We have been in the theatre for seven hours. Everything has been delayed. The cast are amusing themselves by singing old television themes. They have just made short shrift of Bonanza and have moved on to The Magic Roundabout. We may all be going very slightly mad.

As hours dwindle away with nothing being achieved, Mike and I pop to the theatre next door to enjoy someone else’s musical. In this case, Sting’s. It’s wonderfully palate-cleansing and I finally manage to go to sleep with different ear worms about ships and men, rather than our own, about Liverpool and women.

Wood for the trees

This morning “tech” begins (during which every single move of the cast and set, plus lighting, costume, prop and sound cues must be decided and logged on a computer). Problems loom around every piece of scenery. Our smiles and patience wear thin.

By the end of the 12-hour session we know we have the most patient, professional cast in the known cosmos. I, on the other hand, am a lost cause. I fret and eat, nervously, doubting every decision, every line, every lyric. Wondering how easy it would be to start over, in forestry perhaps? There is a drug deal going on across the road in the street outside the hotel. My apart-hotel kitchen remains as new.

First preview

I slept like a log. (All those years of working with Julian Clary make it impossible not to add, “I woke up in the fireplace”.) At the crack of dawn we’re cutting scenes in the Royal Court café like hairdressers on coke. Today is ladies’ day at Aintree, which feels apropos; tonight we open Liver Birds Flying Home, here.

The spirit of Carla Lane, who died in 2016, always dances around our consciousness when we are writing. She was very good to us when we began this project, and she was incredibly important to my teenage self, gazing out for role models across the cobblestones.

I grew up in Rochdale, a first-generation Brit. My parents had come here after the war, and what family we had was scattered to the four winds, some lost for ever and some found much later on, after the Velvet Revolution. I had a coterie of non-related “aunties” who felt sorry for us. Ladies with blue rinses, wearing mothball-smelling fur coats in cold houses with Our Lady of Fátima statues lit by votive candles in every conceivable alcove. To this day, the smell of incense brings it all back. Yet the northern matriarchy is a tough breed and I’m happy to carry some of that legacy with pride.

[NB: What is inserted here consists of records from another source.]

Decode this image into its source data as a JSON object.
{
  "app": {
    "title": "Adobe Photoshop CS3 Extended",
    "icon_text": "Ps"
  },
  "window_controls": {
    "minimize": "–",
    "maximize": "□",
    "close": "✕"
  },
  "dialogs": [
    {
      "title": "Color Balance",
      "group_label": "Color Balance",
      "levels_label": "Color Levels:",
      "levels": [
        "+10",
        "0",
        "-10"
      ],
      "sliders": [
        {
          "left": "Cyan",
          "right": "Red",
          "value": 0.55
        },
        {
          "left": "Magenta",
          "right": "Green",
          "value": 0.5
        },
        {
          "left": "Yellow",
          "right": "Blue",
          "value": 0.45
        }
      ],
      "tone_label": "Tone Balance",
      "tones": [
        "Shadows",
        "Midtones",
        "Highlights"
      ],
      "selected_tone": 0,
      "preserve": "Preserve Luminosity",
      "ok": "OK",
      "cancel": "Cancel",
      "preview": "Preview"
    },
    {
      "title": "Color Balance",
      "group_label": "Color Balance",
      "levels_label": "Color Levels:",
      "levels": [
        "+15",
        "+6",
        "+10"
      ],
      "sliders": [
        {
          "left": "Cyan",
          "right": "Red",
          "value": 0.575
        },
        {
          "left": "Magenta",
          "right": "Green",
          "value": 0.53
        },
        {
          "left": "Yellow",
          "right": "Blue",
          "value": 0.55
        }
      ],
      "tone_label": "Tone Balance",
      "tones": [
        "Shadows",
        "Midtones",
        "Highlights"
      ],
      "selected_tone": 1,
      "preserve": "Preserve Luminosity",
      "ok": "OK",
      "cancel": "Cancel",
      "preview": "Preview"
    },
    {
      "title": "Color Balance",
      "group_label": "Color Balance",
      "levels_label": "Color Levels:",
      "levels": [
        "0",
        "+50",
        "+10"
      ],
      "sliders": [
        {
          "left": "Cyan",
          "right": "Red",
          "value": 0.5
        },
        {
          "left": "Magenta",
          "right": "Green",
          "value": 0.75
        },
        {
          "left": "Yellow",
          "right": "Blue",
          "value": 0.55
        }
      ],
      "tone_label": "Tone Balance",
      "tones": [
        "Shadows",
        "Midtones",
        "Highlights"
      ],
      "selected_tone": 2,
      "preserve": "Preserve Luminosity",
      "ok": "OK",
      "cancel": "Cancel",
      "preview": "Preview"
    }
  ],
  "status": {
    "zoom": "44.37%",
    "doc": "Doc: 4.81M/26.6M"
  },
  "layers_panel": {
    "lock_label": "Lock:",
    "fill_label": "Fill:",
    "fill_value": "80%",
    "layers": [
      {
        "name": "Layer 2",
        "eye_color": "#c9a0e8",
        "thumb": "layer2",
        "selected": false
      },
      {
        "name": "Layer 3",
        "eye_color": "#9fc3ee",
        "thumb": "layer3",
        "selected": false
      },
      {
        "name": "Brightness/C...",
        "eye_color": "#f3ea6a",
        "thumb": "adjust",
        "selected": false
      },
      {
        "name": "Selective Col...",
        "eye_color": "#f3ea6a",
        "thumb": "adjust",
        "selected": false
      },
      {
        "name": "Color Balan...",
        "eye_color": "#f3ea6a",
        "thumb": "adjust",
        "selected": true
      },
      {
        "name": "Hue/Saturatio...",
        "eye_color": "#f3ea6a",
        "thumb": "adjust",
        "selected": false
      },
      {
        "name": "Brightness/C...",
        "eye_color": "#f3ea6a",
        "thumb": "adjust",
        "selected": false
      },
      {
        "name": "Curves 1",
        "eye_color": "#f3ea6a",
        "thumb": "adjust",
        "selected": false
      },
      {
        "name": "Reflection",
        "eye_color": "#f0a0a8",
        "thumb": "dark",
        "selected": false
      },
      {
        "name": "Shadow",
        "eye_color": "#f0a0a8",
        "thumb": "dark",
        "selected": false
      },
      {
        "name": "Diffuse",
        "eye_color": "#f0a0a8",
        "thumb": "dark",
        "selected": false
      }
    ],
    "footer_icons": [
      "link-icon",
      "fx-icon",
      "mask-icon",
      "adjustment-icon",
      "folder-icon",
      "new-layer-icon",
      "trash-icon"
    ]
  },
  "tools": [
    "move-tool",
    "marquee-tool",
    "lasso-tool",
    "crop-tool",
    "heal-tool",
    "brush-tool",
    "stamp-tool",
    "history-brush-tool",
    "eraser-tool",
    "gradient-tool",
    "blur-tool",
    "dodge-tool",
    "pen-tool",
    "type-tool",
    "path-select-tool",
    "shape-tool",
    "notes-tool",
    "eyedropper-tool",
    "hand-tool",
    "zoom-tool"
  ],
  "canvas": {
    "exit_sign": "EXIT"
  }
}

Seeing the theatre fill with people is terrifying and exciting in equal measure. We’ve had to accept that the finale isn’t in tonight’s show because of lack of technical time. I’m far from thrilled. The show, however, has a life of its own and the actors surf every change with aplomb. The audience cheers, even without the finale. Nonetheless, I slouch home in despair. Is it too late to change my name?

Matinee day

The fire alarm is going off. I know that because I’m awake and it’s 4am. As I stand in reception among the pyjama-clad flotsam and jetsam of the apart-hotel, I suspect I’m not the only one thinking: if only they’d had alarms this annoyingly loud in Grenfell. I don’t go back to sleep. I rewrite the last scene and discuss remaining changes for the morning production meeting with my co-writer, George.

The Saturday afternoon performance (which now includes the finale) receives a standing ovation in the circle. The ratio of women to men in the audience is roughly five to one. In the evening performance it is 50/50, so I’m curious to see how Beryl and Sandra’s story plays to the chaps who’ve been dragged out on a Saturday night with their wives. In the pub after the show a man tells Lesley, the actress playing present-day Beryl, how moved he had been by what he’d seen and heard.

A few years ago I stood behind Miriam Margolyes as we were about to go on stage at the Royal Festival Hall in a Christmas show. She turned to me, saying, “Why do we do this to ourselves?” We agreed: “Because we can’t do anything else!” I suspect forestry is out of the question at this juncture. 

“Liver Birds Flying Home” is at the Royal Court, Liverpool, until 12 May.

Barb Jungr is an English singer, songwriter, composer and writer.

This article first appeared in the 18 April 2018 issue of the New Statesman, Enoch Powell’s revenge